GVCs can Produce Adverse Social Impacts.
This class changed how I view the role of GVCs in societies. I have always appreciated companies that expand their operations to foreign markets because they create employment and other benefits through corporate social responsibilities. However, this course made me rethink the benefits of expansion strategies. Week 8 was eye-opening because it introduced us to societal impacts on GVCs, especially their contribution to modern slavery. Although this concept felt like a myth initially, it made sense as we engaged in group discussions, reviewed case studies, and completed other class assignments.
This class taught me that modern slavery takes different forms, including involuntary working conditions and forced labour. In 2021, Baker narrated how Chinese meatworkers are mistreated in Australia. Though foreign workers go to Australia hoping to improve their lives, they are often exposed to harsh working conditions, forced to work, or subjected to other forms of mistreatment. In “Slicing up the value chains“, Timmer et al. (2014) explained how international production fragmentation causes pervasive consequences regarding income distribution within and across countries. This forced me to think about the cost advantages firms gain by outsourcing labour from developing companies or expanding to emerging economies. I feel that the primary reason companies from developed countries enter developing markets is because of cheap labour. They look for opportunities to optimise their profits at the expense of society.
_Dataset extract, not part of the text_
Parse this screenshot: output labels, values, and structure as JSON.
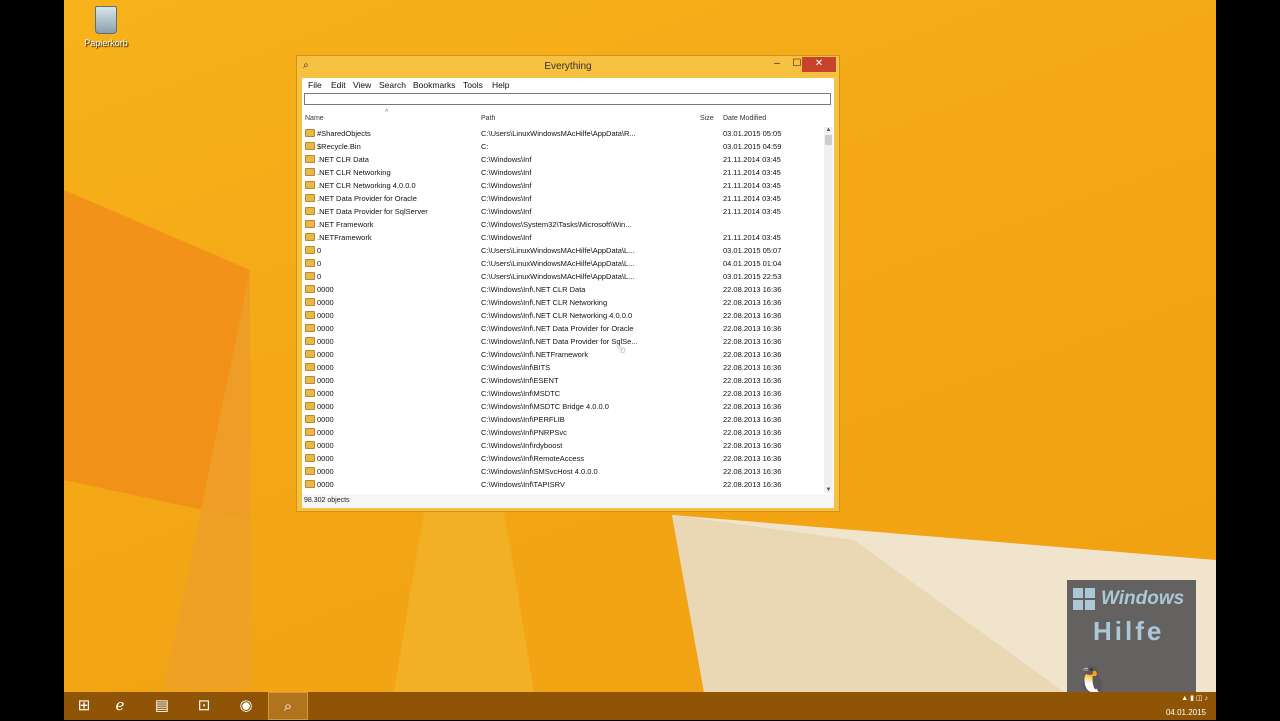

This reflection allowed me to share lessons acquired throughout the class. During this course, I completed several assignments, case studies, and group discussions that broadened my understanding of GVCs. The assignments challenged me to interrogate how MNEs achieve success and competitive advantage in global markets. I learned that efficiency is insufficient to succeed in global markets, firms cannot operate self-sufficient value chains, GVC governance requires a comprehensive analysis of macro- and micro-level influences, and GVCs can produce adverse societal impacts. The course improved my understanding of GVCs and the forces involved in the business world. I comprehended and applied different GVC concepts in real-world settings in this class. I recommend the readings to other students and entrepreneurs intending to establish a sustainable advantage in international markets.
Baker, R. (2021). Chinese meatworkers bear the scars of mistreatment in Australia’s visa factories. The Sydney Morning Herald. https://www.smh.com.au/national/chinese-meatworkers-bear-the-scars-of-mistreatment-in-australia-s-visa-factories-20210826-p58m51.html
Farrell, D. (2004). Beyond offshoring: Assess your company’s global potential. Harvard Business Review, 82(12), 82–90.
Kano, L., Tsang, E. W., & Yeung, H. W. C. (2020). Global value chains: A review of the multi-disciplinary literature. Journal of international business studies, 51, 577-622.
Lee, H. L. (2004). The triple-A supply chain. Harvard Business Review, 82(10), 102–113.
Pananond, P., Gereffi, G., & Pedersen, T. (2020). An integrative typology of global strategy and global value chains: the management and organisation of cross‐border activities. Global Strategy Journal, 10(3), 421-443. DOI: 10.1002/gsj.1388
Timmer, M. P., Erumban, A. A., Los, B., Stehrer, R., & De Vries, G. J. (2014). Slicing up global value chains. Journal of economic perspectives, 28(2), 99-118